Here's another angle to consider, related to the ones brought up. I work for a company that performs reverse engineering on common electronic devices and products (memory, cell phones, microprocessors, etc). Some of our work is intended for competitive intelligence, and there is significant work done on intellectual property protection. i.e. we tear apart a device to prove that someone's patent is being infringed. This is a necessary component of IP protection. There are 3 companies that do this in Ottawa, to my knowledge.

Some inventions can be implemented in software, which is then embedded in the device's firmware. Locking this software in the device, with no readily accessible method of extracting the software, is a hardware TPM. Extraction of this software might then become illegal in Canada, and we would have no way of enforcing these IP rights. Wouldn't that be an ironic twist? A law intended to strengthen IP property rights, that actually decreases them.

Think of the case with D-Link's use of Linux to run their popular 802.11g routers, without publishing their source code as they were REQUIRED to do. Without someone tearing the code out of the memory, how would anyone have ever known that D-Link was infringing someone else's copyright? (D-Link eventually published their source code, leading to a whole industry of open-source mods for these routers)

Worse yet, depending on how poorly the bill is drafted, reverse engineering could become legally questionable, and useless in court.

Anti-circumvention laws harm all rightsholders.

Curious: Have you written your MP about this issue? Did they ever send you a response?

When I was recently interviewed for an ITWorld Canada article about the ‘Birthmark’ infringement check I tried to bring in this angle of TPMs being abused to hide copyright infringements.

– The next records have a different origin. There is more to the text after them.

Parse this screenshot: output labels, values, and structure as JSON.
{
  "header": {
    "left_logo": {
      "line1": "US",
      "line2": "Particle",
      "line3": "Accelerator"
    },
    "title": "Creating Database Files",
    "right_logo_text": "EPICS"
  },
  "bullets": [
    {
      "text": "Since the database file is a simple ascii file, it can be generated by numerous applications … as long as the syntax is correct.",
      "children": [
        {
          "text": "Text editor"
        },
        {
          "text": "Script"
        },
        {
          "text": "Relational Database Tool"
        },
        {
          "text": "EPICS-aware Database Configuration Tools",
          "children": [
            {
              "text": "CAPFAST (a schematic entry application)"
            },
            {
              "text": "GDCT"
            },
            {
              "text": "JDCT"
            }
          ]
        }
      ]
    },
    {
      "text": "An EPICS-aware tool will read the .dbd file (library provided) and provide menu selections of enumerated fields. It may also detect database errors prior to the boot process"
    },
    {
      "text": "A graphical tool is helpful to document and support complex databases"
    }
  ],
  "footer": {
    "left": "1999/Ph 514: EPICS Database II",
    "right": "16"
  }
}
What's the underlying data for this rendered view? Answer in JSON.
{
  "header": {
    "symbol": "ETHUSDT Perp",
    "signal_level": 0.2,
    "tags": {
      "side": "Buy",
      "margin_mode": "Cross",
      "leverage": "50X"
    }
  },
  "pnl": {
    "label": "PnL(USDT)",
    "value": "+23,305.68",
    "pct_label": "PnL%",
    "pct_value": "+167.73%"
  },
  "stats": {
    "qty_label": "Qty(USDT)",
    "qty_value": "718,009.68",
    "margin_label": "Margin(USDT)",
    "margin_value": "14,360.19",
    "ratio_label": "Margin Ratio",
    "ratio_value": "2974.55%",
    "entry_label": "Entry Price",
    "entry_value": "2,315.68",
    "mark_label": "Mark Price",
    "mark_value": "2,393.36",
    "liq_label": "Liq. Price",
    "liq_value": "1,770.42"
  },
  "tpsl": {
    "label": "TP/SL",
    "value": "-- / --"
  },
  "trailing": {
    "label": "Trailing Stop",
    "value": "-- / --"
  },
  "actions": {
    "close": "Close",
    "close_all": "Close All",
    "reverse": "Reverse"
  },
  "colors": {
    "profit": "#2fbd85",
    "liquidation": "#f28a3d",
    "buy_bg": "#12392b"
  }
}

Michael Geist also mentioned it in the 30 Days of DRM - Day 26: Investigation of Concealed Code (Circumvention Rights).

The important thing for policy makers to realize is that these locks are just as likely to harm the rights of copyright holders as help them, but that while not convincingly helping copyright holders they do considerable damage to everyone elses rights.

While it should be clearly unlawful to apply locks to something you don't own, there are still times when copyright holders shouldn't be allowed to put digital locks on things they do own.


Free/Libre and Open Source Software (FLOSS) consultant.